The draft Energy Bill proposes radical reform to the electricity market to attract the £110 billion required to build new low-carbon capacity.

It will be designed to encourage a **balanced portfolio of renewables, new nuclear and Carbon Capture and Storage (CCS), **and to ensure that these technologies can compete fairly in the market-place.

The main elements of the Bill are:

National Grid is to be appointed as the delivery body for EMR, to provide analytical basis for Government decisions and to administer two new market mechanisms:

  1. A new system of low-carbon generation revenue support - a feed-in tariff with Contracts for Difference (CfDs). These CfDs will make investment in clean energy more attractive by removing long term exposure to electricity price volatility. They will stabilise returns for generators at a fixed level known as a strike price. It will also insulate consumers by clawing back money from generators if the market price is higher than the strike price. The first strike prices will be published within the Delivery Plan in 2013.
  2. A Capacity Market will be established to reduce the likelihood of future blackouts by ensuring there is sufficient reliable capacity to meet demand, ensuring that consumers continue to benefit from reliable electricity supplies at an affordable cost.

These mechanisms will be supported by:

  • An Emissions Performance Standard (EPS) that will provide a regulatory backstop to prevent construction of new coal plants which emit more than 450g/kWh i.e. the most polluting form of electricity generation.
  • The Carbon Price Floor - this was announced by the Chancellor in the 2011 Budget and was introduced in the Finance Bill. This provides a clear economic signal to move away from high carbon technologies by increasing the price paid for emitting carbon dioxide. It places an initial value on the price of carbon of around £16/tCO2 (2009 prices) in 2013, which will rise to £30/tCO2 (2009 prices) by 2020.
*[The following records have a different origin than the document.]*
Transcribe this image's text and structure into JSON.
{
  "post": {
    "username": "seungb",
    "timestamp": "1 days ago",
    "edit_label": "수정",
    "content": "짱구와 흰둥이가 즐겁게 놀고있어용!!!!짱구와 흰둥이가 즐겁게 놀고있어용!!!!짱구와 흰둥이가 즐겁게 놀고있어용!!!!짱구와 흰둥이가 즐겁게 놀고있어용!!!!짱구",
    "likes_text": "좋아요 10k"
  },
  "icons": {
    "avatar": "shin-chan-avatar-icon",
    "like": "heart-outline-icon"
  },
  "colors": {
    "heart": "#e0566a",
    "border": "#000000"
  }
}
With or without reform, household electricity bills are likely to increase over time, driven primarily by rising fossil fuel prices.

However, electricity market reforms will help to reduce the amount that bills will increase. As a result of these reforms, electricity bills are estimated to be, on average, 4% lower over the next two decades than they would otherwise have been. Average bills for businesses and energy intensive industries will also be lower than without reform.

Gas will continue to play an important role in the transition to a low-carbon economy, to provide flexibility and help maintain security of supply. A separate strategy on the role of gas will be published in autumn 2012.

Notes for Editors

  1. The draft Energy Bill and accompanying further information can be found on the DECC website.
  2. The full Bill, once introduced into Parliament, is expected to achieve Royal Assent in 2013, so that the first low-carbon projects can be supported in 2014. The Bill was introduced in draft to allow pre-legislative scrutiny. This will speed up its passage through Parliament and ensure for more robust legislation. This has been welcomed by the ECC Committee.
  3. Government will consult on the first set of CfD strike prices in 2013 and will announce the prices in the second half of that year within the 2013-2018 Delivery Plan, giving developers up to a year of visibility of prices ahead of them coming into force in mid-2014.
  4. All of the policies in EMR extend to Scotland and Wales. Energy policy is devolved to the Northern Ireland Executive which has agreed that extension of CfD, FID Enabling and EPS provisions will apply to Northern Ireland.
  5. The draft Energy Bill also contains proposals to: Create an independent, industry financed statutory regulator, the Office for Nuclear Regulation; Enable the sale of a Ministry of Defence asset, the Government Pipeline and Storage System (GPSS) and introduce a Strategy and Policy Statement which would set out the Government’s strategic priorities for the energy sector in Great Britain, describe the roles and responsibilities of bodies who implement or are affected by GB energy policy and describe policy outcomes which are to be achieved by the regulator and the Secretary of State when regulating the sector.